Gelatin is a protein extracted from animal hides, bone, and sinew that belongs to the class of substances known as hydrophilic (“water loving”) polymers, which also includes other proteins, gums, starches, and a wide variety of synthetic polymers. Photographic grade gelatin is usually produced by an alkaline extraction process using bovine bones, although some acidic processes have been developed. Some special gelatins are also used that are derived from pigskins. The origin and quality of the raw materials used in the gelatin process, the conditions employed (pH, temperature, time, etc.), and the presence or absence of certain possible contaminants (e.g., mercury or other heavy metals, lipids, sulfur compounds, etc.) are of vital importance to the production of material suitable for use in modern photographic systems. In fact, photographic gelatin is much purer that that used in food applications.
Gelatin solutions have the useful property of behaving as a liquid when warm and setting to a relatively hard gel when cool. When coated on a substrate and dried it is flexible and reasonably resistant to physical damage, but it readily absorbs water (as in the development process). Generally, the coated gelatin dispersion will contain some material such as formaldehyde as a “hardener” that serves to produce a limited number of cross links among protein chains that improve the physical characteristics of the coated material. The gelatin swells rapidly, absorbing water and dissolved development chemicals, but it does not dissolve or disintegrate at normal temperatures. These properties are essential in the preparation of a photographic emulsion, in coating it on film base or paper, and in the processes of development, fixation and washing.
Gelatin is more than a means of holding the sensitive silver halide salts in place on a on a film base, however. It is an integral part of the process and can significantly affect the properties of the final photographic product. Controlling the characteristics of the gelatin is absolutely essential to the photographic emulsion preparation, the process of coating the emulsion on the film base, the adhesion of the coated material to the film base, the wetting characteristics of the coated material in the development process, the physical characteristics of the dried developed product, and the long-term stability of the developed image. In a way, one could safely say that the gelatin is almost as important as silver to the overall photographic system.
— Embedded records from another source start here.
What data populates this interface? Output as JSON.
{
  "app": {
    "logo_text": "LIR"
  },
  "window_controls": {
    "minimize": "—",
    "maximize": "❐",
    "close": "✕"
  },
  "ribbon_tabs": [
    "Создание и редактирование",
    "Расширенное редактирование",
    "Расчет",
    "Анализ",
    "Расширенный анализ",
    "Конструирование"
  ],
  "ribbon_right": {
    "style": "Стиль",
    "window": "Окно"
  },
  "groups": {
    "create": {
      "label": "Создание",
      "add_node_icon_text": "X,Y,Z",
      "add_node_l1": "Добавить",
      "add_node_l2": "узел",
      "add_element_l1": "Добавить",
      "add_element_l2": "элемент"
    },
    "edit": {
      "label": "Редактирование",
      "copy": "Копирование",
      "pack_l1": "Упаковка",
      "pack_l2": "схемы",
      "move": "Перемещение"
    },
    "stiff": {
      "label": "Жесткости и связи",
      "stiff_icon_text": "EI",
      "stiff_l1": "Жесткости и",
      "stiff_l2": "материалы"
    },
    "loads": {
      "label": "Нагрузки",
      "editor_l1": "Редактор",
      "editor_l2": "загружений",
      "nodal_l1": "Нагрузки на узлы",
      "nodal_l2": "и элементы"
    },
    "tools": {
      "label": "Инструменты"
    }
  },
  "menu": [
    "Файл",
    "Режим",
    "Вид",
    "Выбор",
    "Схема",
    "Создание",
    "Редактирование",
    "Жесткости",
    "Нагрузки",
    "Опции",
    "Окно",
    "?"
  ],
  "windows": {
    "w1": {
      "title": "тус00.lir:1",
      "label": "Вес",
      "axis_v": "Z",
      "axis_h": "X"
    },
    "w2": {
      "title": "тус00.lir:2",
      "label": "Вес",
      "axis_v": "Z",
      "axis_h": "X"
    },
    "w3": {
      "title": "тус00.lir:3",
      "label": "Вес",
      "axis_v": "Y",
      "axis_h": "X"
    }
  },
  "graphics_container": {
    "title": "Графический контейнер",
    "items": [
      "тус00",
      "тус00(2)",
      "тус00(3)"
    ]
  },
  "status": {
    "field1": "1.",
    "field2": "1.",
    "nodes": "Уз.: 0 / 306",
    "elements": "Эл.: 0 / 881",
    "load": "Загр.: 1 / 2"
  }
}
In the preparation of a photographic emulsion the gelatin also acts as an anti-coagulant or stabilizing colloid. The silver halide formed in fluid gelatin does not precipitate out of solution but remains uniformly distributed throughout the preparation, ripening (see below), and coating processes. The gelatin is an important factor in determining the dispersity or range of grain sizes of the silver halide. By suitable regulation of the concentration of the gel, the temperature, and the rate of addition of the components, the grain size distribution can be controlled to meet specific requirements.
In the silver halide dispersion, gelatin molecules adsorb at the surface of the silver halide grain, surrounding the grain and forming a barrier that stabilizes the dispersion. The adsorbed layer also, in all likelihood, affects the radiation sensitivity of the grain and makes reduction by developers, more controllable. This is important in the development process and makes it possible to obtain desired results from a given system based on easily controlled parameters such as developer chemistry, development time, temperature, etc.